Tokyo Gov. Yuriko Koike on Wednesday pledged to suppress the spread of the coronavirus in the Japanese capital to ensure a safe Olympics as it quietly marked 100 days to go until the global sporting event.
"I sincerely look forward to seeing all athletes from Japan and abroad, who have been training very hard, staging a wonderful games by holding the event with everyone in 100 days from now," Koike said at a ceremony at the metropolitan government building.
Her comments came as Tokyo experiences a renewed surge in coronavirus infections, with many questions still remaining over how the Olympics can open on July 23 amid the global health crisis.
Tokyo Olympics mascot Miraitowa poses for a photo with an Olympic rings monument erected on the summit of Mt. Takao in Tokyo's Hachioji on April 14, 2021. (Pool photo)(Kyodo)
Japanese organizers and the International Olympic Committee have vowed to prioritize safety at the Tokyo Games, which were postponed in March last year. But the public continues to be skeptical about the roughly two-week event with the pandemic far from over and the vast majority of people in Japan not yet vaccinated.
The Japanese government was forced last week to designate the capital as requiring stronger COVID-19 measures, with the move coming less than a month after a state of emergency over the virus was lifted.
Tokyo on Wednesday confirmed another 591 daily cases of infection, the highest number since the end of the second emergency on March 21. Across Japan, more than 4,000 cases were reported for the first time since Jan. 28, as highly contagious variants are spreading in several parts of the country.
Koike said that the current quasi-state of emergency until May 11 will be a "crucial period" to "win the battle against the coronavirus" before hosting the Olympics.
Two low-key ceremonies were held in the morning to celebrate the milestone, but neither was advertised to the public beforehand to prevent people from gathering.
Statues of the two Tokyo Games mascots were unveiled at the metropolitan government building, while an Olympic rings monument was erected on the summit of Mt. Takao, a popular hiking destination on the outskirts of the capital, in foggy weather.
The National Stadium, which is the main Olympic venue that will hold the opening and closing ceremonies, and the iconic Tokyo Sky Tree, a 634-meter tower, were among the landmarks that were lit up in the five colors of the Olympic flag in the evening.
John Coates, who chairs the IOC's coordination commission that monitors preparations for the Olympics, expressed confidence they will go ahead this summer.
"Tokyo...is ready. Over the next 100 days, we will finalize necessary countermeasures," he told reporters in an online press conference, while emphasizing that the organizers will be "prepared for the worst situation."
But they have been struggling to turn public opinion in Japan back in favor of the Olympics. A Kyodo News survey released Monday showed only 24.5 percent believe the games should go ahead this summer.
The nationwide torch relay that started March 25 has lacked a festive atmosphere and indicates how difficult it is to organize a major event during the global health crisis.

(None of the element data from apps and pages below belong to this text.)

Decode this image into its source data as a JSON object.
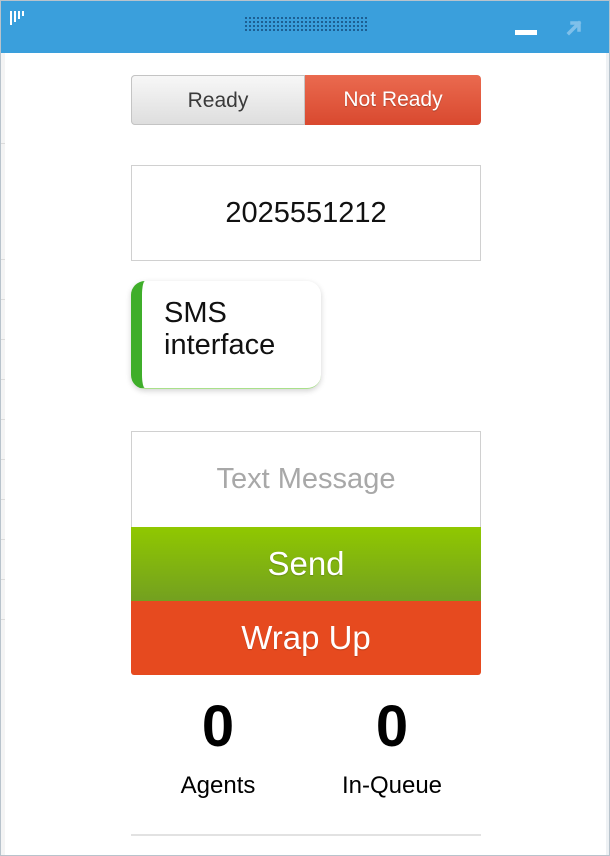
{
  "titlebar": {
    "color": "#3a9fdc",
    "logo_icon": "bars-logo-icon",
    "grip_icon": "drag-grip-icon",
    "minimize_icon": "minimize-icon",
    "popout_icon": "popout-arrow-icon"
  },
  "status_toggle": {
    "ready_label": "Ready",
    "not_ready_label": "Not Ready",
    "selected": "Not Ready",
    "selected_color": "#e35a3f"
  },
  "phone_number": "2025551212",
  "channel": {
    "label": "SMS interface",
    "accent_color": "#3fae2a"
  },
  "message": {
    "placeholder": "Text Message",
    "value": ""
  },
  "actions": {
    "send_label": "Send",
    "send_color": "#84b80f",
    "wrap_up_label": "Wrap Up",
    "wrap_up_color": "#e64a1f"
  },
  "stats": {
    "agents_count": "0",
    "agents_label": "Agents",
    "queue_count": "0",
    "queue_label": "In-Queue"
  }
}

The two-day leg in Osaka Prefecture through Wednesday was rerouted off public roads following record numbers of COVID-19 cases, with torchbearers running in an empty park instead.
The Olympics will feature over 10,000 athletes from around the world competing in a record 33 sports. But to prevent the spread of the virus, the event is set to look completely different from a typical Summer Games.

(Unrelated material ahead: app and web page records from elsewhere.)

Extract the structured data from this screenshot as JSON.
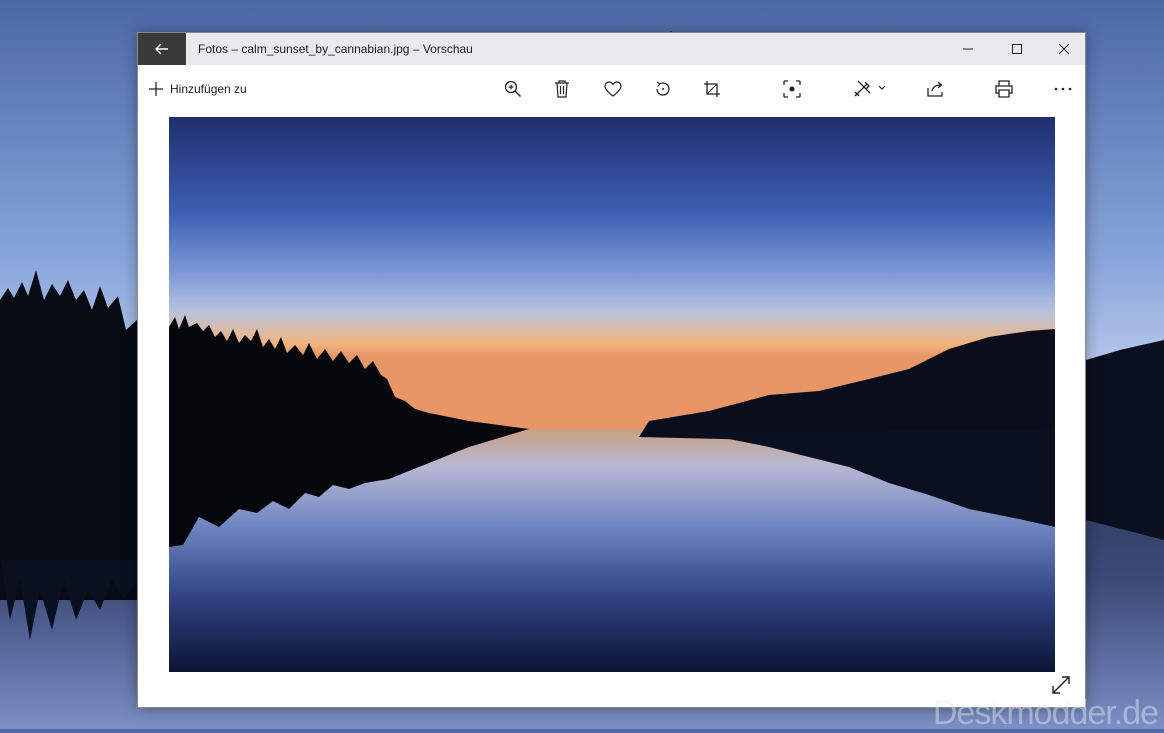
{
  "window": {
    "title": "Fotos – calm_sunset_by_cannabian.jpg – Vorschau"
  },
  "toolbar": {
    "add_to_label": "Hinzufügen zu",
    "buttons": [
      {
        "icon": "zoom-in-icon"
      },
      {
        "icon": "delete-icon"
      },
      {
        "icon": "favorite-heart-icon"
      },
      {
        "icon": "rotate-icon"
      },
      {
        "icon": "crop-icon"
      },
      {
        "icon": "focus-icon"
      },
      {
        "icon": "edit-draw-icon"
      },
      {
        "icon": "share-icon"
      },
      {
        "icon": "print-icon"
      },
      {
        "icon": "more-icon"
      }
    ]
  },
  "watermark": {
    "text": "Deskmodder.de"
  },
  "colors": {
    "titlebar_bg": "#e8eaee",
    "back_button_bg": "#3a3a3a",
    "annotation_arrow": "#111111"
  }
}
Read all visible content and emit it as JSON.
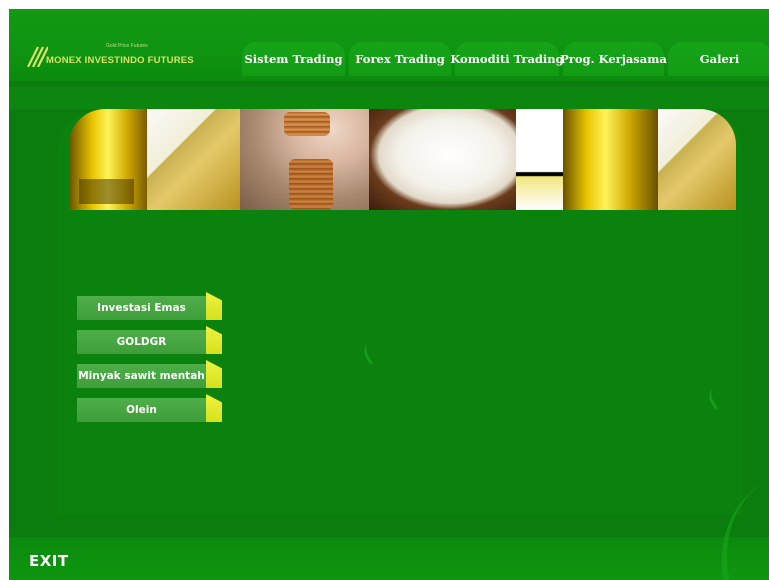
{
  "header": {
    "logo_tagline": "Gold Price Futures",
    "logo_name": "MONEX INVESTINDO FUTURES",
    "logo_icon": "triple-slash-icon"
  },
  "nav": {
    "tabs": [
      {
        "label": "Sistem Trading"
      },
      {
        "label": "Forex Trading"
      },
      {
        "label": "Komoditi Trading"
      },
      {
        "label": "Prog. Kerjasama"
      },
      {
        "label": "Galeri"
      }
    ]
  },
  "menu": {
    "items": [
      {
        "label": "Investasi Emas"
      },
      {
        "label": "GOLDGR"
      },
      {
        "label": "Minyak sawit mentah"
      },
      {
        "label": "Olein"
      }
    ]
  },
  "footer": {
    "exit_label": "EXIT"
  },
  "colors": {
    "background": "#0a7d0e",
    "header": "#119a13",
    "menu_face": "#4fae4a",
    "menu_tab": "#e2ea2c",
    "logo_text": "#d8e36a"
  }
}
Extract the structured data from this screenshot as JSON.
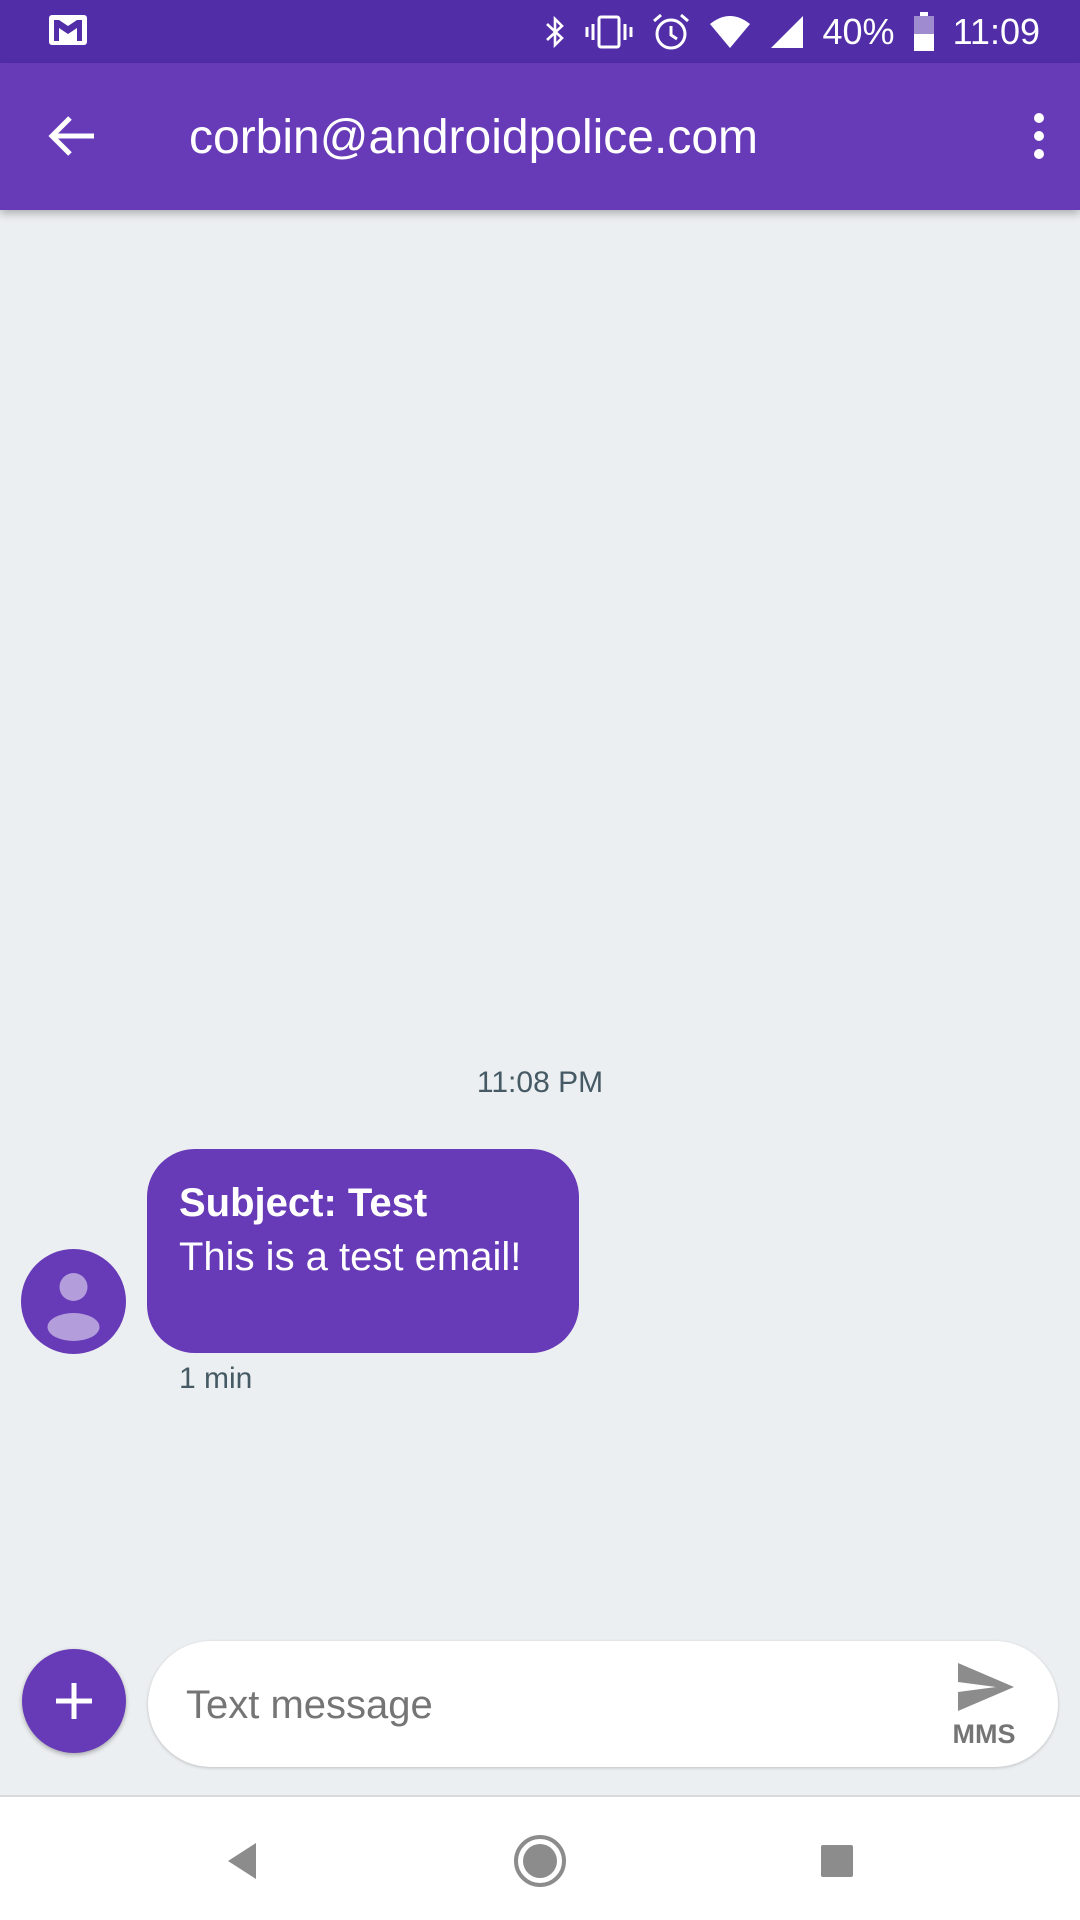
{
  "status_bar": {
    "battery_percent": "40%",
    "time": "11:09",
    "icons": [
      "gmail-icon",
      "bluetooth-icon",
      "vibrate-icon",
      "alarm-icon",
      "wifi-icon",
      "cell-signal-icon",
      "battery-icon"
    ]
  },
  "app_bar": {
    "title": "corbin@androidpolice.com",
    "icons": [
      "back-arrow-icon",
      "more-vert-icon"
    ]
  },
  "conversation": {
    "timestamp": "11:08 PM",
    "message": {
      "subject": "Subject: Test",
      "body": "This is a test email!",
      "time": "1 min"
    }
  },
  "compose": {
    "placeholder": "Text message",
    "send_label": "MMS",
    "icons": [
      "add-icon",
      "send-icon"
    ]
  },
  "nav_bar": {
    "icons": [
      "nav-back-icon",
      "nav-home-icon",
      "nav-recents-icon"
    ]
  },
  "colors": {
    "status_bar": "#512DA8",
    "app_bar": "#673AB7",
    "accent": "#673AB7",
    "background": "#ECEFF1"
  }
}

Due to fears that the Olympics could become a global super-spreader event, spectators from overseas will not be allowed to attend, and competitions are expected to be held in front of a limited number of people living in Japan.
Meanwhile, athletes will be tested for the virus regularly, while they will only be allowed to travel to their venues and other limited locations using designated vehicles, unless given special permission.

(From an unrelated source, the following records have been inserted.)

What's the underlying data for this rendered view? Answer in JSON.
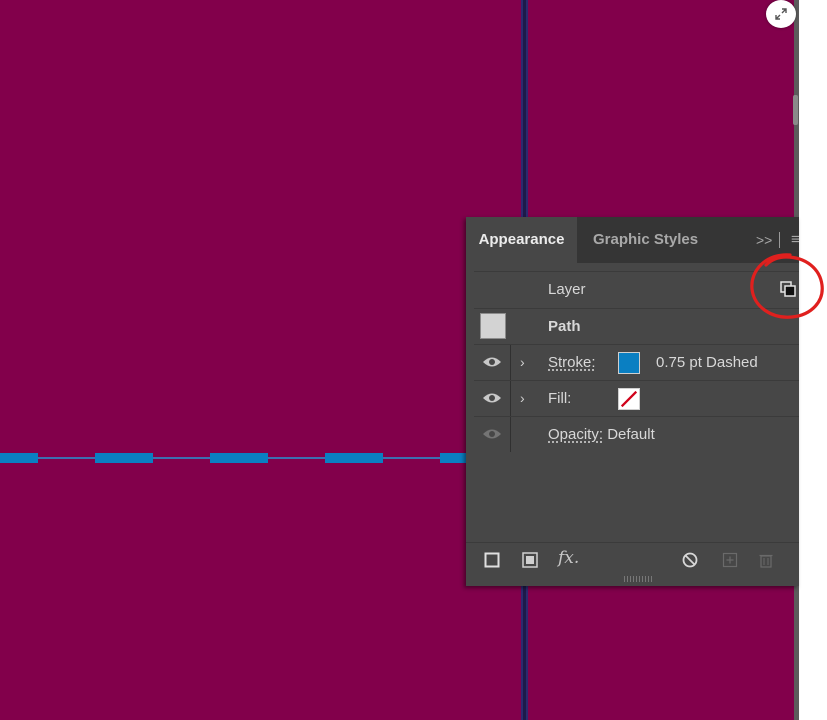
{
  "panel": {
    "tabs": [
      {
        "label": "Appearance",
        "active": true
      },
      {
        "label": "Graphic Styles",
        "active": false
      }
    ],
    "more_glyph": ">>",
    "menu_glyph": "≡",
    "header_row": {
      "label": "Layer"
    },
    "object_row": {
      "label": "Path"
    },
    "stroke_row": {
      "label": "Stroke:",
      "value": "0.75 pt Dashed",
      "swatch_color": "#0a7fc2"
    },
    "fill_row": {
      "label": "Fill:",
      "swatch": "none"
    },
    "opacity_row": {
      "label": "Opacity:",
      "value": "Default"
    },
    "bottom_icons": [
      "new-stroke-icon",
      "new-fill-icon",
      "fx-icon",
      "clear-appearance-icon",
      "duplicate-item-icon",
      "trash-icon"
    ],
    "fx_label": "fx."
  },
  "colors": {
    "canvas": "#82004b",
    "stroke_blue": "#0a7fc2",
    "annotation_red": "#e0201e"
  }
}
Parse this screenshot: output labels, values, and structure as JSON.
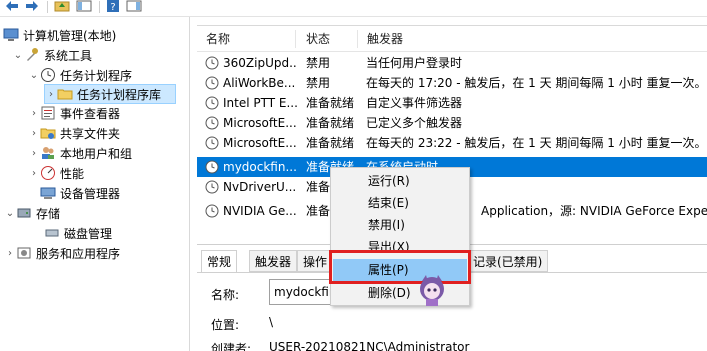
{
  "colors": {
    "selection": "#0078d7",
    "tree_selected": "#cce8ff",
    "menu_hover": "#91c9f7",
    "highlight_box": "#e02020"
  },
  "tree": {
    "items": [
      {
        "label": "计算机管理(本地)",
        "icon": "computer-management-icon"
      },
      {
        "label": "系统工具",
        "icon": "tools-icon"
      },
      {
        "label": "任务计划程序",
        "icon": "clock-icon"
      },
      {
        "label": "任务计划程序库",
        "icon": "folder-icon"
      },
      {
        "label": "事件查看器",
        "icon": "event-viewer-icon"
      },
      {
        "label": "共享文件夹",
        "icon": "shared-folder-icon"
      },
      {
        "label": "本地用户和组",
        "icon": "users-icon"
      },
      {
        "label": "性能",
        "icon": "performance-icon"
      },
      {
        "label": "设备管理器",
        "icon": "device-manager-icon"
      },
      {
        "label": "存储",
        "icon": "storage-icon"
      },
      {
        "label": "磁盘管理",
        "icon": "disk-icon"
      },
      {
        "label": "服务和应用程序",
        "icon": "services-icon"
      }
    ]
  },
  "list": {
    "columns": [
      "名称",
      "状态",
      "触发器"
    ],
    "rows": [
      {
        "name": "360ZipUpd...",
        "status": "禁用",
        "trigger": "当任何用户登录时"
      },
      {
        "name": "AliWorkBe...",
        "status": "禁用",
        "trigger": "在每天的 17:20 - 触发后，在 1 天 期间每隔 1 小时 重复一次。"
      },
      {
        "name": "Intel PTT E...",
        "status": "准备就绪",
        "trigger": "自定义事件筛选器"
      },
      {
        "name": "MicrosoftE...",
        "status": "准备就绪",
        "trigger": "已定义多个触发器"
      },
      {
        "name": "MicrosoftE...",
        "status": "准备就绪",
        "trigger": "在每天的 23:22 - 触发后，在 1 天 期间每隔 1 小时 重复一次。"
      },
      {
        "name": "mydockfin...",
        "status": "准备就绪",
        "trigger": "在系统启动时"
      },
      {
        "name": "NvDriverU...",
        "status": "准备就绪",
        "trigger": ""
      },
      {
        "name": "NVIDIA Ge...",
        "status": "准备就绪",
        "trigger": "Application，源: NVIDIA GeForce Experie"
      }
    ]
  },
  "details": {
    "tabs": [
      "常规",
      "触发器",
      "操作",
      "记录(已禁用)"
    ],
    "name_label": "名称:",
    "name_value": "mydockfin",
    "location_label": "位置:",
    "location_value": "\\",
    "author_label": "创建者:",
    "author_value": "USER-20210821NC\\Administrator"
  },
  "context_menu": {
    "items": [
      "运行(R)",
      "结束(E)",
      "禁用(I)",
      "导出(X)",
      "属性(P)",
      "删除(D)"
    ]
  }
}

"Certainly, it's not a case of everyone just being positive, but personally I really feel many people gain courage through athletes' efforts," said Rikako Ikee, a Japanese swimming star who is set to compete in two Olympic events, less than three years after being diagnosed with leukemia.
According to the IOC, over 65 percent of Tokyo Olympic berths have been filled. Some of those remaining qualifiers will double as test events at venues in the host city.
This month, the Tokyo Games organizing committee held its first test event since the one-year postponement caused by the pandemic. It will also release the second version of its "playbook," rules of conduct and COVID-19 guidelines for athletes, officials and stakeholders involved with the Olympics and Paralympics.
Japan has logged over 517,000 infections and about 9,500 deaths due to the coronavirus, both figures lower than most major economies. But Tokyo's total confirmed cases of more than 127,000 are by far the highest among regions in the country.
After the Olympic closing ceremony on Aug. 8, the Paralympics will be held in the capital from Aug. 24 to Sept. 5.